# Exercise
Copy, from the material below, each line that contains the word "view".
═════ Extracted records
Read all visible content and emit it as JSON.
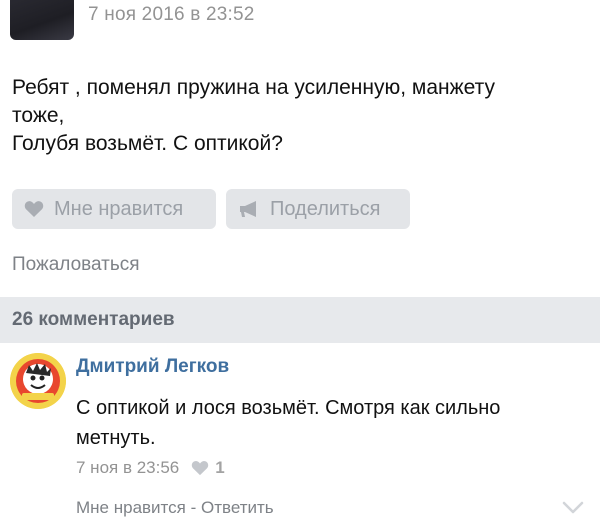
{
  "post": {
    "date": "7 ноя 2016 в 23:52",
    "text_lines": [
      "Ребят , поменял пружина на усиленную, манжету",
      "тоже,",
      "Голубя возьмёт. С оптикой?"
    ],
    "like_label": "Мне нравится",
    "share_label": "Поделиться",
    "report_label": "Пожаловаться"
  },
  "comments_header": {
    "count_label": "26 комментариев"
  },
  "comment": {
    "author": "Дмитрий Легков",
    "text_lines": [
      "С оптикой и лося возьмёт. Смотря как сильно",
      "метнуть."
    ],
    "date": "7 ноя в 23:56",
    "like_count": "1",
    "like_action": "Мне нравится",
    "separator": " - ",
    "reply_action": "Ответить"
  },
  "colors": {
    "link_blue": "#3f6f9f",
    "muted_gray": "#939393",
    "button_bg": "#e3e5e8",
    "section_bg": "#e7e9ec"
  },
  "icons": {
    "like": "heart-icon",
    "share": "megaphone-icon",
    "expand": "chevron-down-icon"
  }
}
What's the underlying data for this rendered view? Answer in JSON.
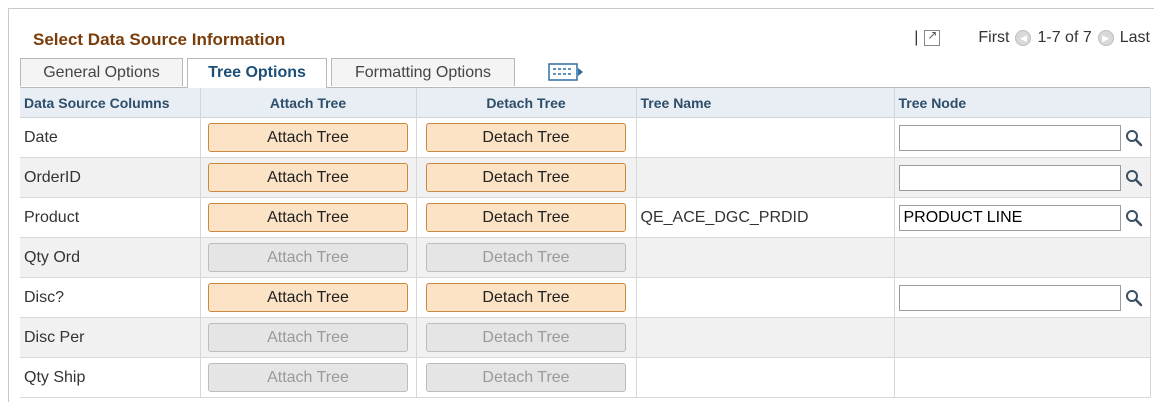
{
  "header": {
    "title": "Select Data Source Information",
    "separator": "|",
    "nav_first": "First",
    "nav_range": "1-7 of 7",
    "nav_last": "Last"
  },
  "tabs": [
    {
      "label": "General Options",
      "active": false
    },
    {
      "label": "Tree Options",
      "active": true
    },
    {
      "label": "Formatting Options",
      "active": false
    }
  ],
  "grid": {
    "columns": [
      "Data Source Columns",
      "Attach Tree",
      "Detach Tree",
      "Tree Name",
      "Tree Node"
    ],
    "rows": [
      {
        "column": "Date",
        "attach": "Attach Tree",
        "detach": "Detach Tree",
        "enabled": true,
        "tree_name": "",
        "tree_node": "",
        "has_node": true
      },
      {
        "column": "OrderID",
        "attach": "Attach Tree",
        "detach": "Detach Tree",
        "enabled": true,
        "tree_name": "",
        "tree_node": "",
        "has_node": true
      },
      {
        "column": "Product",
        "attach": "Attach Tree",
        "detach": "Detach Tree",
        "enabled": true,
        "tree_name": "QE_ACE_DGC_PRDID",
        "tree_node": "PRODUCT LINE",
        "has_node": true
      },
      {
        "column": "Qty Ord",
        "attach": "Attach Tree",
        "detach": "Detach Tree",
        "enabled": false,
        "tree_name": "",
        "tree_node": "",
        "has_node": false
      },
      {
        "column": "Disc?",
        "attach": "Attach Tree",
        "detach": "Detach Tree",
        "enabled": true,
        "tree_name": "",
        "tree_node": "",
        "has_node": true
      },
      {
        "column": "Disc Per",
        "attach": "Attach Tree",
        "detach": "Detach Tree",
        "enabled": false,
        "tree_name": "",
        "tree_node": "",
        "has_node": false
      },
      {
        "column": "Qty Ship",
        "attach": "Attach Tree",
        "detach": "Detach Tree",
        "enabled": false,
        "tree_name": "",
        "tree_node": "",
        "has_node": false
      }
    ]
  },
  "colors": {
    "title": "#7a3d0a",
    "header_bg": "#e8eef3",
    "button_enabled": "#fde3c5",
    "button_disabled": "#e5e5e5"
  },
  "icons": {
    "view_all": "view-all-icon",
    "prev": "previous-icon",
    "next": "next-icon",
    "grid_view": "grid-view-icon",
    "lookup": "lookup-icon"
  }
}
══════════
# Task response
What's the underlying data for this rendered view? Answer in JSON.
    "view_all": "view-all-icon",
    "grid_view": "grid-view-icon",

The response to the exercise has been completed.